Creative & Digital

What is the role of communities in stimulating creativity and innovation, particularly in the UK’s rapidly growing creative and digital economies?
 

Digital building heritage

Principal Investigator: Dr Douglas Cawthorne, De Montfort University
From 2014 to 2015

The DBH project is firstly intended to demonstrate digital technologies, techniques and expertise developed and/or used at De Montfort University to local and national heritage groups throughout the UK who are concerned with buildings and their artifacts. It is secondly intended to assist community heritage groups in making collaborative bids with De Montfort University for UK Heritage Lottery Fund grants. Read more

Year of Shakespeare

Principal Investigator: Dr Erin Sullivan (University of Birmingham)
2012

Year of Shakespeare is an innovative digital project documenting the 2012 World Shakespeare Festival, the biggest intercultural Shakespeare festival the world has ever seen. Read more

Rural connective

Principal Investigator: Professor Michael Wilson
From 2011 to 2012

Rural Connective gives attention to the increasing interest to the rural areas and their relation and access to the digital technologies especially in light of such programmes as roll out of superfast broadband in Cornwall. This initiative is specifically interested in growing and extracting cultural and creative capital in rural communities, and in critically investigating those processes. Read more

Preserving Place: A Cultural Mapping Exercise

Principal Investigator: Dr Karen Smyth, University of East Anglia
From 2014 to 2015

The project evaluates processes involved in community choice, use and attitude towards place. What places are community groups interested in preserving? What places do they use to preserve their stories? This project is interested in the narratives behind these choices. Read more

Crowd-sourcing Scoping Study

Principal Investigator: Dr Mark Hedges
2012

This project sought to establish a credible definition for, and the current state of the art of, crowd-sourcing in the humanities. Read more

Know Your Bristol On The Move

Principal Investigator: Professor Robert Bickers
2012

‘Know Your Bristol on the Move’ is a collaborative project between the University of Bristol, Bristol City Council and eight Bristol community groups. We conceive of ‘Bristol communities’ broadly as groupings of Bristol residents that come together around a place, interest, political claim or shared life experience. Read more

Mapping cinema experience as living knowledge across Italy’s generational divide

Principal Investigator: Daniela Treveri Gennari
From 2017 to 2018

This project will create innovative engagement and impact activities with different generations of Italian audiences, building on resources and activities created by the AHRC-funded “Lost Italian Cinema Audiences” project (ICA), 2013-2016. Read more

Historicising and reconnecting rural community: Black presences and the legacies of slavery and colonialism in rural Britain, c.1600-1939

Principal Investigator: Dr Susanne Seymour, School of Geography, University of Nottingham
From 2012 to 2013
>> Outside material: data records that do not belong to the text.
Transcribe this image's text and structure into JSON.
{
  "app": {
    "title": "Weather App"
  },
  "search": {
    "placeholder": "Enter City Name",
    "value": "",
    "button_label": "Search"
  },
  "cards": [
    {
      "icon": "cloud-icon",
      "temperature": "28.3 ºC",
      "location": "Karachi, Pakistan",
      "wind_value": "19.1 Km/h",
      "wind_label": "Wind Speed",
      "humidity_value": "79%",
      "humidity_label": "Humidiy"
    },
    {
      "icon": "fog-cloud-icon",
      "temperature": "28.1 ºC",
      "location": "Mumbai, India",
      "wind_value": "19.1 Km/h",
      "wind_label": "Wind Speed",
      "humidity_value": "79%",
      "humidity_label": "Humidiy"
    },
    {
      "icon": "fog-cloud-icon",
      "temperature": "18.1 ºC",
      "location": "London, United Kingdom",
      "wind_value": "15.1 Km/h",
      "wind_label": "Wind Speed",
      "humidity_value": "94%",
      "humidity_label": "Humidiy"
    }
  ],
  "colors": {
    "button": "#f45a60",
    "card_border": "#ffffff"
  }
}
The project entitled ‘Historicising and reconnecting rural community: Black presences and the legacies of slavery and colonialism in rural Britain, c.1600-1939’ involved both scoping and outreach activities. It ran from February 2012 to October 2013. Dr Lowri Jones worked with Susanne Seymour on the project. Read more

Community music: history and current practice, its constructions of ‘community’, digital turns and future soundings
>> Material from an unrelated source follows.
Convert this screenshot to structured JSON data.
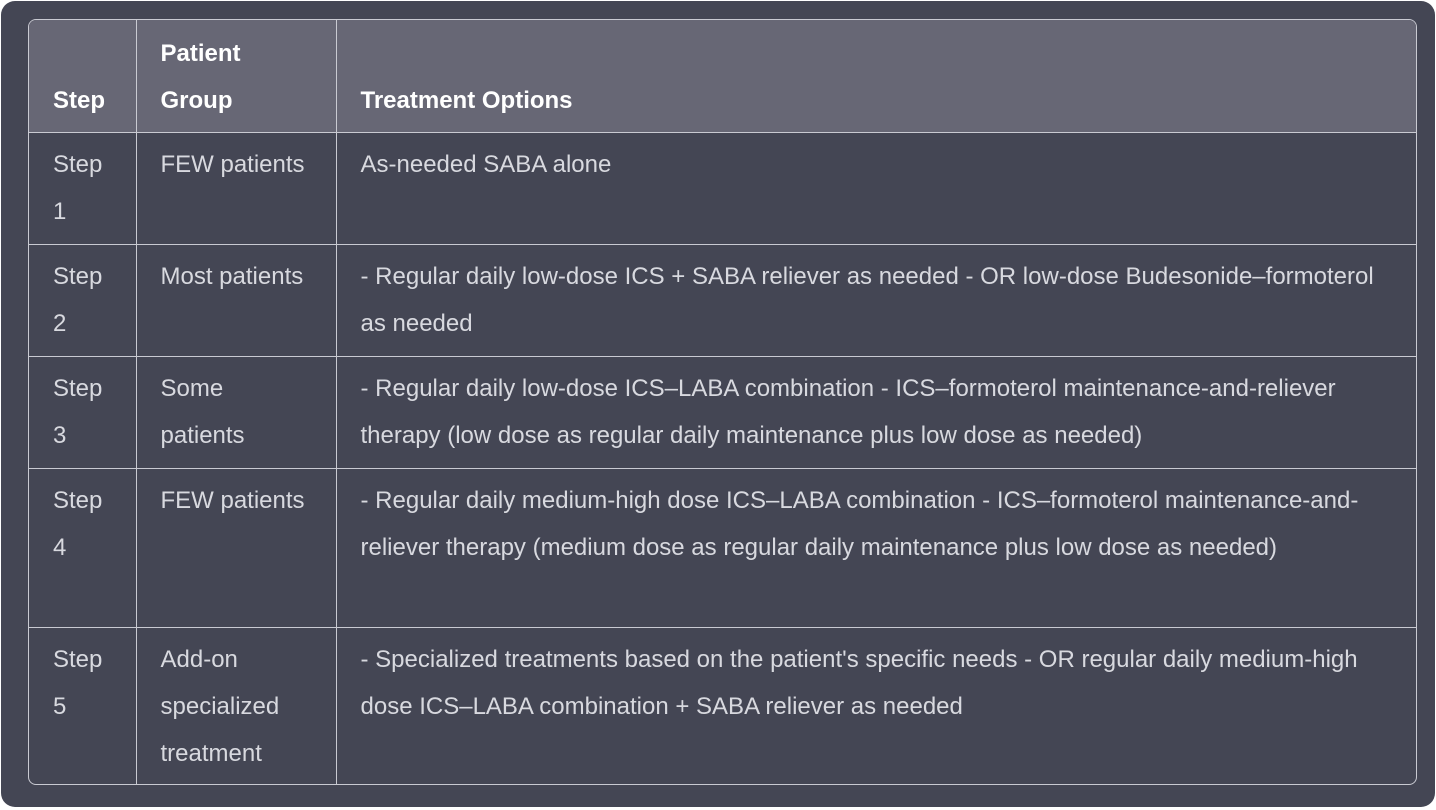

Principal Investigator: Prof George McKay (University of Salford)
2011

The UK has been a pivotal national player within the development of community music practice. In the UK community music developed broadly from the 1960s and had a significant burgeoning period in the 1980s. Community music nationally and internationally has gone on to build a set of practices, a repertoire, an infrastructure of organisations, qualifications and career paths. Read more

Creative participation
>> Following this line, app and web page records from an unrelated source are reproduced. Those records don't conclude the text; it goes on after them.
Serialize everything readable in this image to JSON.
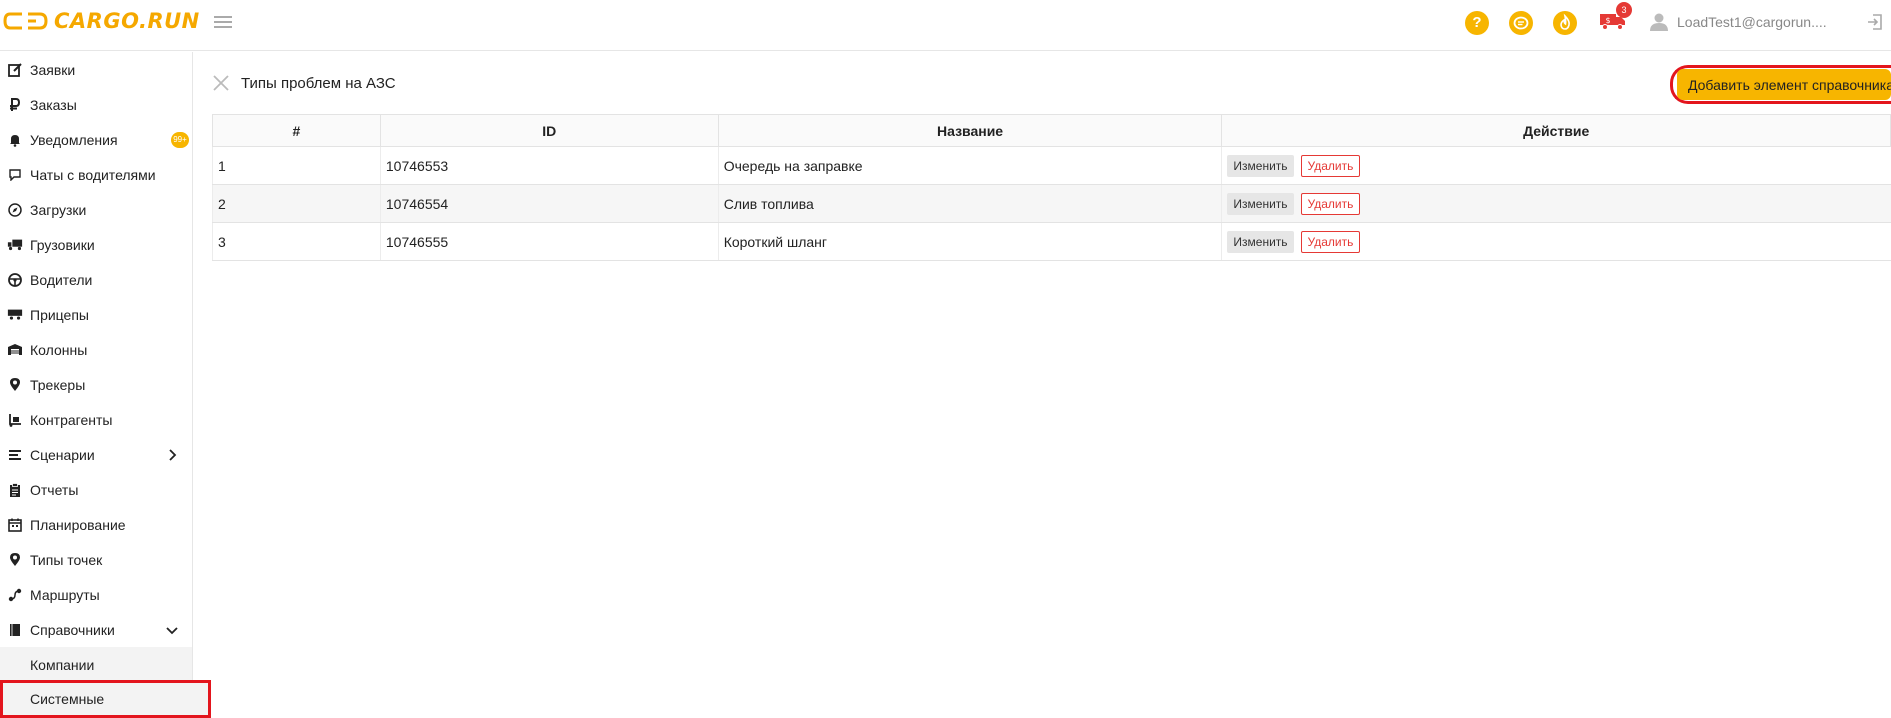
{
  "header": {
    "logo_text": "CARGO.RUN",
    "help_glyph": "?",
    "chat_glyph": "…",
    "fire_glyph": "△",
    "truck_badge": "3",
    "user": "LoadTest1@cargorun....",
    "accent_color": "#f7b500",
    "badge_color": "#e53935"
  },
  "sidebar": {
    "items": [
      {
        "label": "Заявки",
        "icon": "edit-icon"
      },
      {
        "label": "Заказы",
        "icon": "ruble-icon"
      },
      {
        "label": "Уведомления",
        "icon": "bell-icon",
        "badge": "99+"
      },
      {
        "label": "Чаты с водителями",
        "icon": "chat-bubble-icon"
      },
      {
        "label": "Загрузки",
        "icon": "compass-icon"
      },
      {
        "label": "Грузовики",
        "icon": "truck-icon"
      },
      {
        "label": "Водители",
        "icon": "steering-wheel-icon"
      },
      {
        "label": "Прицепы",
        "icon": "trailer-icon"
      },
      {
        "label": "Колонны",
        "icon": "warehouse-icon"
      },
      {
        "label": "Трекеры",
        "icon": "map-pin-icon"
      },
      {
        "label": "Контрагенты",
        "icon": "dolly-icon"
      },
      {
        "label": "Сценарии",
        "icon": "list-icon"
      },
      {
        "label": "Отчеты",
        "icon": "clipboard-icon"
      },
      {
        "label": "Планирование",
        "icon": "calendar-icon"
      },
      {
        "label": "Типы точек",
        "icon": "map-pin-icon"
      },
      {
        "label": "Маршруты",
        "icon": "route-icon"
      },
      {
        "label": "Справочники",
        "icon": "book-icon"
      }
    ],
    "subitems": [
      {
        "label": "Компании"
      },
      {
        "label": "Системные"
      }
    ]
  },
  "main": {
    "title": "Типы проблем на АЗС",
    "add_button": "Добавить элемент справочника",
    "columns": [
      "#",
      "ID",
      "Название",
      "Действие"
    ],
    "rows": [
      {
        "num": "1",
        "id": "10746553",
        "name": "Очередь на заправке"
      },
      {
        "num": "2",
        "id": "10746554",
        "name": "Слив топлива"
      },
      {
        "num": "3",
        "id": "10746555",
        "name": "Короткий шланг"
      }
    ],
    "edit_label": "Изменить",
    "delete_label": "Удалить"
  }
}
Principal Investigator: Antonia Layard (University of Birmingham)
From 2011 to 2012

Creative Participation was a project funded by the Arts and Humanities Research Council as part of its Connected Communities programme in 2011-12. The project explored how three ‘pioneer communities’ in Newcastle, Cumbria and Bristol use creativity to involve themselves in place-making and planning practices after initial struggles to have a voice in the process. Read more